» **Dataset rows for apps and sites**

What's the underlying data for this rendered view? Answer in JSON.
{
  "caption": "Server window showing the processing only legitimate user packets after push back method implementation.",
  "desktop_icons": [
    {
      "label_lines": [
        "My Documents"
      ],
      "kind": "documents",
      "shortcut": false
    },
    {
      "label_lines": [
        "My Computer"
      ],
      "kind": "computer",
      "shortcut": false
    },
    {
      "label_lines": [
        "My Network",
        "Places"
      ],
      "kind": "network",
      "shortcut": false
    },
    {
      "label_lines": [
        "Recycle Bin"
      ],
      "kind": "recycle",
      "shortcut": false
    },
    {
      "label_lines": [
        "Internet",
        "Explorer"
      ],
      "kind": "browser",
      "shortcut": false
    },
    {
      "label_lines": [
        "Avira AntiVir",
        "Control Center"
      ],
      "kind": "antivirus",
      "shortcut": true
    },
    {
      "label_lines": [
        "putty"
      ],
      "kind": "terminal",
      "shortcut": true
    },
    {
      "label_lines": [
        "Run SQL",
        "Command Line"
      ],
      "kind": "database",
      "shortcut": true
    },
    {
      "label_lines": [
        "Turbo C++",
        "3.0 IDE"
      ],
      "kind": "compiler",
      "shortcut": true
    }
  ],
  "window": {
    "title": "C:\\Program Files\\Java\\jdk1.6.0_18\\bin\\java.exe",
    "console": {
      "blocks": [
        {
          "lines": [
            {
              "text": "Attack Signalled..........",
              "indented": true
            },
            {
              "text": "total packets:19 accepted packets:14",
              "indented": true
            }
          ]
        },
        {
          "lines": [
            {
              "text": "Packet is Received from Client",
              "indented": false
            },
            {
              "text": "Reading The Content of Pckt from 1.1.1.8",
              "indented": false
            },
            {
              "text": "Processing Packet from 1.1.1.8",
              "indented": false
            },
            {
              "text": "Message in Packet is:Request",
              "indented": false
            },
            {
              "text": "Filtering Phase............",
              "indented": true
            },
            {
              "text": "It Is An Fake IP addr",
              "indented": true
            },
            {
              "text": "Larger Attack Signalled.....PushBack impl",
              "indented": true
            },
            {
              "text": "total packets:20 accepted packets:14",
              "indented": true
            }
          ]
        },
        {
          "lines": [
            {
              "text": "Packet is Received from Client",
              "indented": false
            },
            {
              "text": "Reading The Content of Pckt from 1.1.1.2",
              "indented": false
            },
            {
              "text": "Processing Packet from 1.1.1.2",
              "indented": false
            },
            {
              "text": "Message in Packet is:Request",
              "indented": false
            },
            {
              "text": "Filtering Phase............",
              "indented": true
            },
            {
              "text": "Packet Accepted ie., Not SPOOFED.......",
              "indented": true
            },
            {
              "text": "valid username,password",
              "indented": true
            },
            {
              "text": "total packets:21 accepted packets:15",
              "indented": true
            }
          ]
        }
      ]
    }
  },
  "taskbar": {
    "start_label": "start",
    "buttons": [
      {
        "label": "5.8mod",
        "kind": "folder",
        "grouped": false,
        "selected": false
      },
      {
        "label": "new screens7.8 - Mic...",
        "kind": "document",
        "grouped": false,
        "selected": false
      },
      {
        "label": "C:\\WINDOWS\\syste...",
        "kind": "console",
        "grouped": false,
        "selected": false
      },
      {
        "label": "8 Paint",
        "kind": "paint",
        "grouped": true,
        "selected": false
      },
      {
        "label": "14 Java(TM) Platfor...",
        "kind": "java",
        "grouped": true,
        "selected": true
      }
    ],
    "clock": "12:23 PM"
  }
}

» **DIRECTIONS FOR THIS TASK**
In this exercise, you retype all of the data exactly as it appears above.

» **WRITTEN SOLUTION**
What's the underlying data for this rendered view? Answer in JSON.
{
  "caption": "Server window showing the processing only legitimate user packets after push back method implementation.",
  "desktop_icons": [
    {
      "label_lines": [
        "My Documents"
      ],
      "kind": "documents",
      "shortcut": false
    },
    {
      "label_lines": [
        "My Computer"
      ],
      "kind": "computer",
      "shortcut": false
    },
    {
      "label_lines": [
        "My Network",
        "Places"
      ],
      "kind": "network",
      "shortcut": false
    },
    {
      "label_lines": [
        "Recycle Bin"
      ],
      "kind": "recycle",
      "shortcut": false
    },
    {
      "label_lines": [
        "Internet",
        "Explorer"
      ],
      "kind": "browser",
      "shortcut": false
    },
    {
      "label_lines": [
        "Avira AntiVir",
        "Control Center"
      ],
      "kind": "antivirus",
      "shortcut": true
    },
    {
      "label_lines": [
        "putty"
      ],
      "kind": "terminal",
      "shortcut": true
    },
    {
      "label_lines": [
        "Run SQL",
        "Command Line"
      ],
      "kind": "database",
      "shortcut": true
    },
    {
      "label_lines": [
        "Turbo C++",
        "3.0 IDE"
      ],
      "kind": "compiler",
      "shortcut": true
    }
  ],
  "window": {
    "title": "C:\\Program Files\\Java\\jdk1.6.0_18\\bin\\java.exe",
    "console": {
      "blocks": [
        {
          "lines": [
            {
              "text": "Attack Signalled..........",
              "indented": true
            },
            {
              "text": "total packets:19 accepted packets:14",
              "indented": true
            }
          ]
        },
        {
          "lines": [
            {
              "text": "Packet is Received from Client",
              "indented": false
            },
            {
              "text": "Reading The Content of Pckt from 1.1.1.8",
              "indented": false
            },
            {
              "text": "Processing Packet from 1.1.1.8",
              "indented": false
            },
            {
              "text": "Message in Packet is:Request",
              "indented": false
            },
            {
              "text": "Filtering Phase............",
              "indented": true
            },
            {
              "text": "It Is An Fake IP addr",
              "indented": true
            },
            {
              "text": "Larger Attack Signalled.....PushBack impl",
              "indented": true
            },
            {
              "text": "total packets:20 accepted packets:14",
              "indented": true
            }
          ]
        },
        {
          "lines": [
            {
              "text": "Packet is Received from Client",
              "indented": false
            },
            {
              "text": "Reading The Content of Pckt from 1.1.1.2",
              "indented": false
            },
            {
              "text": "Processing Packet from 1.1.1.2",
              "indented": false
            },
            {
              "text": "Message in Packet is:Request",
              "indented": false
            },
            {
              "text": "Filtering Phase............",
              "indented": true
            },
            {
              "text": "Packet Accepted ie., Not SPOOFED.......",
              "indented": true
            },
            {
              "text": "valid username,password",
              "indented": true
            },
            {
              "text": "total packets:21 accepted packets:15",
              "indented": true
            }
          ]
        }
      ]
    }
  },
  "taskbar": {
    "start_label": "start",
    "buttons": [
      {
        "label": "5.8mod",
        "kind": "folder",
        "grouped": false,
        "selected": false
      },
      {
        "label": "new screens7.8 - Mic...",
        "kind": "document",
        "grouped": false,
        "selected": false
      },
      {
        "label": "C:\\WINDOWS\\syste...",
        "kind": "console",
        "grouped": false,
        "selected": false
      },
      {
        "label": "8 Paint",
        "kind": "paint",
        "grouped": true,
        "selected": false
      },
      {
        "label": "14 Java(TM) Platfor...",
        "kind": "java",
        "grouped": true,
        "selected": true
      }
    ],
    "clock": "12:23 PM"
  }
}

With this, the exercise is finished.